Seymour Island, just off the Antarctic Peninsula, is one of the most important fossil sites on earth. It contains a bewildering array of different fossils, representing a great array of different environments, and also includes one of the very few uninterrupted sections across the Cretaceous/Tertiary boundary, the time when dinosaurs and many other life forms died out, probably due to meteorite or asteroid impact.
Marine Plain in the Vestfold Hills is another important locality which is yielding a great diversity of fossils from 4.5–4.1 million years ago. Perhaps the best known are the fossil dolphins and whales. About 5 or 6 species are known but only two dolphins have been studied in detail. The dolphins are new to science and are very different from modern dolphins. They are quite common and occur as almost complete skeletons as if they died and sank gently into the mud without being disturbed by predators or rough sea conditions. They died in an embayment which was less than 40 metres deep. They consist of two species, one about 4.5m long and the other about 8–9m long. They are unusual in lacking teeth, and one, in being so large for a dolphin. They may have located squid by echo-location devices and consumed them by sucking them into their very long, slim jaws. Other species of cetaceans are represented by fragments only.
An interesting fossil from Marine Plain is a ‘palinurid’ crustacean — a small lobster. This family includes the modern lobsters of commerce around Australia. The group is now extinct from the Antarctic. The palinurids have another interesting aspect. They belong formally to the Family Palinuridae which includes Palinurus, Panulirus, and Linuparus. These names are all anagrams of each other and suggest a sense of humour among the group of biologists that named them. Palinurus in the ancient world, was the navigator in Virgil’s Aeneid.

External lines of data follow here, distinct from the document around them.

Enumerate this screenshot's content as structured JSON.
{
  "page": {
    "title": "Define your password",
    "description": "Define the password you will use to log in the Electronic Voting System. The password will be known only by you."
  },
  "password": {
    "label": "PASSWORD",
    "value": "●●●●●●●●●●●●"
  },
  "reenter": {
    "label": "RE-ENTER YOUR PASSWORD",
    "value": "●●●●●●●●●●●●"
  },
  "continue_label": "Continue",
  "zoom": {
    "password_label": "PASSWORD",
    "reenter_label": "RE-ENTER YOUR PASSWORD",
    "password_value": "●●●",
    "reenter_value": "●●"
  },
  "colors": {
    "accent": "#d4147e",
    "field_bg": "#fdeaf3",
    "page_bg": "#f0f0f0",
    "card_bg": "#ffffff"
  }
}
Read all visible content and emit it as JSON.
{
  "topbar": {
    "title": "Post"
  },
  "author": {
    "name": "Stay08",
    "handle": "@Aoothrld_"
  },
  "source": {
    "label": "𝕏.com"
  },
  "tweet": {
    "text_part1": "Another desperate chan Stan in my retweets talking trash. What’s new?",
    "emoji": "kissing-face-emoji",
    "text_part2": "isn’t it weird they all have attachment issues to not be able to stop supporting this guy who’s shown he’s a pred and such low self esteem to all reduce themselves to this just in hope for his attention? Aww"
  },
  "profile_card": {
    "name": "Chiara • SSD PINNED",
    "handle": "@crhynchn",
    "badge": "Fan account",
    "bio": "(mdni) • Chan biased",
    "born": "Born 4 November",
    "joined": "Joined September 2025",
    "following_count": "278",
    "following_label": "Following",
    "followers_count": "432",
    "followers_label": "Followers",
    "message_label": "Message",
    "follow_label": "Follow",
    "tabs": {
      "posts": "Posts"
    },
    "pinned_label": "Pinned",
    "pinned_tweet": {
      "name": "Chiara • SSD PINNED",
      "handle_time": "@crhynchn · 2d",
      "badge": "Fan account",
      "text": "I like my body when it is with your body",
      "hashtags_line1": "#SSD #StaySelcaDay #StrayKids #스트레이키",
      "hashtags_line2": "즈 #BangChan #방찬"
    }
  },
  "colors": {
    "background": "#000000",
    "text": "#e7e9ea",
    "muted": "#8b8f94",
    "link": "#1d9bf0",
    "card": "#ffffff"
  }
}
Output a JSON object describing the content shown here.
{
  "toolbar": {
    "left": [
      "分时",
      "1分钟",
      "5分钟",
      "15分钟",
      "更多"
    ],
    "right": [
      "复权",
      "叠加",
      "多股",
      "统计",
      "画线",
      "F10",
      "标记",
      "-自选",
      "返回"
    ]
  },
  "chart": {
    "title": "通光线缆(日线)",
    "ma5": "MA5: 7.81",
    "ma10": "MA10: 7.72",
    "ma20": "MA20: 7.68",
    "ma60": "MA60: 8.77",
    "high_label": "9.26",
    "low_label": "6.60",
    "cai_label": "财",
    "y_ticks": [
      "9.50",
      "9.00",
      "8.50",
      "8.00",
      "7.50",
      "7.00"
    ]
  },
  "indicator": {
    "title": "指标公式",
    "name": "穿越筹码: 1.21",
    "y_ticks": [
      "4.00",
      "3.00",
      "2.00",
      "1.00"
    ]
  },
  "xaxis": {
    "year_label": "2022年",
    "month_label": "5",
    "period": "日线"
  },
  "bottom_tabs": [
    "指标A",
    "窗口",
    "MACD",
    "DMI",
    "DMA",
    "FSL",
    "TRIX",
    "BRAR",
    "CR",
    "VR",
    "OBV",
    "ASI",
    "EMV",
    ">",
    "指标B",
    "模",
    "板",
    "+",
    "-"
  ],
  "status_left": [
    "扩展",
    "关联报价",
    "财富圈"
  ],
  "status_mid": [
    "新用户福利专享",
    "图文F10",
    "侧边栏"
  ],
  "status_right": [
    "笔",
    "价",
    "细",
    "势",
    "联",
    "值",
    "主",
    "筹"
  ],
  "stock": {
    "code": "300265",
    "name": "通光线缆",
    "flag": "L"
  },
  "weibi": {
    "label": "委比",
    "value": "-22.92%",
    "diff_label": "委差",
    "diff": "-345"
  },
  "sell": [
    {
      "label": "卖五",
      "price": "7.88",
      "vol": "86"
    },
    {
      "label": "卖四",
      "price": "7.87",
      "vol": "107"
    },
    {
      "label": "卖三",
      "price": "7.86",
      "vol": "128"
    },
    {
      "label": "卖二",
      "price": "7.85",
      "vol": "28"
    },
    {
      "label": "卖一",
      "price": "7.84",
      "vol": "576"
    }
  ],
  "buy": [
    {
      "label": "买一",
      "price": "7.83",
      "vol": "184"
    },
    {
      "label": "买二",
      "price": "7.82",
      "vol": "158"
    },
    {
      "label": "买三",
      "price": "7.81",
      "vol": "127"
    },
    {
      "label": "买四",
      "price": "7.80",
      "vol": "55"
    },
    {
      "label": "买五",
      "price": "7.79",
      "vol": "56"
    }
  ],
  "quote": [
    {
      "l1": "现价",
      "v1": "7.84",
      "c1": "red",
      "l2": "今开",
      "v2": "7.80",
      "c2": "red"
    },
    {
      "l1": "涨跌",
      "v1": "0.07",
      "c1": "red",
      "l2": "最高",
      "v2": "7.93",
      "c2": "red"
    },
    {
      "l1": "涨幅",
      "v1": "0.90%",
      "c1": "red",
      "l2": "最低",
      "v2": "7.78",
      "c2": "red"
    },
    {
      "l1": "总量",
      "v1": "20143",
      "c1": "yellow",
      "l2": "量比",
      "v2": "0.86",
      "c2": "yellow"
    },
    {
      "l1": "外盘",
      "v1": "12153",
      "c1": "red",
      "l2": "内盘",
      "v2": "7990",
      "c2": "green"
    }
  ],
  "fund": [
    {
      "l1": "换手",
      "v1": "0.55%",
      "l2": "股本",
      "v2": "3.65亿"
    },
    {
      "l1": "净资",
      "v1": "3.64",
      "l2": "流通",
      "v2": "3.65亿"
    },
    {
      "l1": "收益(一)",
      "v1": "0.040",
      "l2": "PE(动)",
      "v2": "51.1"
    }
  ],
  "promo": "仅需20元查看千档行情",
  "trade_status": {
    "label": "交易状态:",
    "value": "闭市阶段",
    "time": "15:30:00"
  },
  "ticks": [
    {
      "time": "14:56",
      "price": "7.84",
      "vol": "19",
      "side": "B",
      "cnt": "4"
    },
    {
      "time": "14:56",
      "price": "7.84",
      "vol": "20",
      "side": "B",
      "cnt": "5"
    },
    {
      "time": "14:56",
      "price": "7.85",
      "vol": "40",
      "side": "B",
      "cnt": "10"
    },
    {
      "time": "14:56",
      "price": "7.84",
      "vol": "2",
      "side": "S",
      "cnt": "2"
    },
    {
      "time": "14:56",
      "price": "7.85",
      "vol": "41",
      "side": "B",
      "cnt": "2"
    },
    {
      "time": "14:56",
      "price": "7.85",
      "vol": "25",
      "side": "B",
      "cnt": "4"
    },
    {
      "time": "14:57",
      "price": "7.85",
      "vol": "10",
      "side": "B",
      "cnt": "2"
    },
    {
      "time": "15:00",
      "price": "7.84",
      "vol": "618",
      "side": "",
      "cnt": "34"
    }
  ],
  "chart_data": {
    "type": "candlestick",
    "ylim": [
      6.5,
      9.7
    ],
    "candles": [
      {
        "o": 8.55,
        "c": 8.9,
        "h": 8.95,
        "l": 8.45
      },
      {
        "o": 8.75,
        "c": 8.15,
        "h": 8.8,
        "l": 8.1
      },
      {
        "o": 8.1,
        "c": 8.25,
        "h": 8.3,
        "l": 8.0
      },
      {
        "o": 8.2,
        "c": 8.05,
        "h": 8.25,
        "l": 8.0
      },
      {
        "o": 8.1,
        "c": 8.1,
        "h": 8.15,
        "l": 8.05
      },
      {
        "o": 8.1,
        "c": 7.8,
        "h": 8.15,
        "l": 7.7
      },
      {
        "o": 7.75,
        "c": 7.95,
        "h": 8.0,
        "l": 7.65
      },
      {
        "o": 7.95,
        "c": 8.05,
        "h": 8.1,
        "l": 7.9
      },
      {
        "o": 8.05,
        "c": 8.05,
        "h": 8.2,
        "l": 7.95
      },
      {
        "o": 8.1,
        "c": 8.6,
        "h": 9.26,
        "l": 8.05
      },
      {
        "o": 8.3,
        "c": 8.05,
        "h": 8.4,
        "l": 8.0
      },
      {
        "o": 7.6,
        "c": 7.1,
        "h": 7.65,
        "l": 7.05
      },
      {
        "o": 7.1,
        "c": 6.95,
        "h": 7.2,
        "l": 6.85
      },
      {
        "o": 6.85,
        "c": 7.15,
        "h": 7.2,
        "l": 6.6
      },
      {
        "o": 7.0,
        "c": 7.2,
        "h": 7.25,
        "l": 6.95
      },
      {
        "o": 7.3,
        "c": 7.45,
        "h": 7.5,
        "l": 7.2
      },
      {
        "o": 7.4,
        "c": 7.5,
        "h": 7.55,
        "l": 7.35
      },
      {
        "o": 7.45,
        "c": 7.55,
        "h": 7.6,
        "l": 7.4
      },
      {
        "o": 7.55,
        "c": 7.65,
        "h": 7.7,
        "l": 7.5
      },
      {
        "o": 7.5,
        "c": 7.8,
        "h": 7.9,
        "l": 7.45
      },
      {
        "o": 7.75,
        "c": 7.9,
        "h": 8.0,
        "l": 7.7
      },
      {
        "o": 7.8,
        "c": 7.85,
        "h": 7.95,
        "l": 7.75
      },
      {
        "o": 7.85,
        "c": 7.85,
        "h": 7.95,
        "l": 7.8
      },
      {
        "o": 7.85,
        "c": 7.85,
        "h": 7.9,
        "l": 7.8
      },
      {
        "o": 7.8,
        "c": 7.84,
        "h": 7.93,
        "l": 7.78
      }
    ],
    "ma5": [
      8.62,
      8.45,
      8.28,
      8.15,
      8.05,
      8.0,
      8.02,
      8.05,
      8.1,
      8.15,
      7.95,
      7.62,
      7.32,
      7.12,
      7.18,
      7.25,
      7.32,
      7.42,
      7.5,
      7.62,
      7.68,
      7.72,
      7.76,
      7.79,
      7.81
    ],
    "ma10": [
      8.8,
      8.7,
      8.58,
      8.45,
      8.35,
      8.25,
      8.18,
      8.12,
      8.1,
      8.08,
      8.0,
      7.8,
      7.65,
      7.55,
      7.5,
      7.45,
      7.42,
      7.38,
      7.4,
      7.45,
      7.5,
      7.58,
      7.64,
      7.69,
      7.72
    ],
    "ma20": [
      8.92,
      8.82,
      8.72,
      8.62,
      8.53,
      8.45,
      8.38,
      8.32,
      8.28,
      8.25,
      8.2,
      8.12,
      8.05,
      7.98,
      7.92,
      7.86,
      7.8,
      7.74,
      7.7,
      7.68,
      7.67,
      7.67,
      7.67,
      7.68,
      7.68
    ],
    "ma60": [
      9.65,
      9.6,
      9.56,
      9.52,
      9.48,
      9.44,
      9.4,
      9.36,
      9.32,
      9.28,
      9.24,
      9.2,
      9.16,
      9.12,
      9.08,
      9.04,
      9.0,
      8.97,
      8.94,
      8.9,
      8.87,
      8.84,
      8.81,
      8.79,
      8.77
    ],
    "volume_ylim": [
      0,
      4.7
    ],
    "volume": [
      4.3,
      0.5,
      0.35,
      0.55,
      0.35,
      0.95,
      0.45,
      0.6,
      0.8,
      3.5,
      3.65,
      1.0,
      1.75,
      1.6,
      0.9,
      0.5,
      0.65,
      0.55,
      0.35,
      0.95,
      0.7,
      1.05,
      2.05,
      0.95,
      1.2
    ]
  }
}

Marine Plain fossils occur where they died, in contrast with most other localities where fossils of the age are known and this is where the value of the deposit will eventually be documented.
It is clear that a major extinction event occurred around Antarctica in the period 2–3 million years ago, but it is now becoming evident that it may be part of a global extinction event that is now being documented. The cause is debated but one strong contributor probably was the closure of the Isthmus of Panama, which caused the flow of water from the Atlantic to Pacific Ocean to stop, thus causing the Gulf Stream and northern hemisphere glaciation to begin. Another contributor may have been the Himalayas which were growing at the time and influenced the circulation of the atmosphere in the northern hemisphere.
How do we work out the story of Antarctic fossil life when there is so little outcrop and so few workers in the field? Modern biochemical methods are allowing us to work out the general trend of evolution, even in some groups which do not leave fossils. Two groups where these techniques have been particularly successful are in the Euphausiacea (including Antarctic krill such as Euphausia superba) and the Antarctic fish that belong to the Notothenioidea. Both groups have no fossil record. For the Euphausiacea this is true globally and yet it constitutes one of the world’s great biomass features.
One key approach is to examine DNA from mitochondria in modern cells. This DNA is believed to be almost entirely maternal in origin and thus not part of the reproduction process involving nuclear DNA. Mitochondrial DNA accumulates mutations at a rate that is known roughly. The difference in mitochondrial DNA in two similar organisms is a function of the time since they evolved from a common ancestor. Biochemical techniques now allow estimates of this time to be made and a rough evolutionary tree to be established. The evolution of krill and fish is now roughly worked out and the times of change coincide quite well with oceanographic events that are identifiable in the geological record.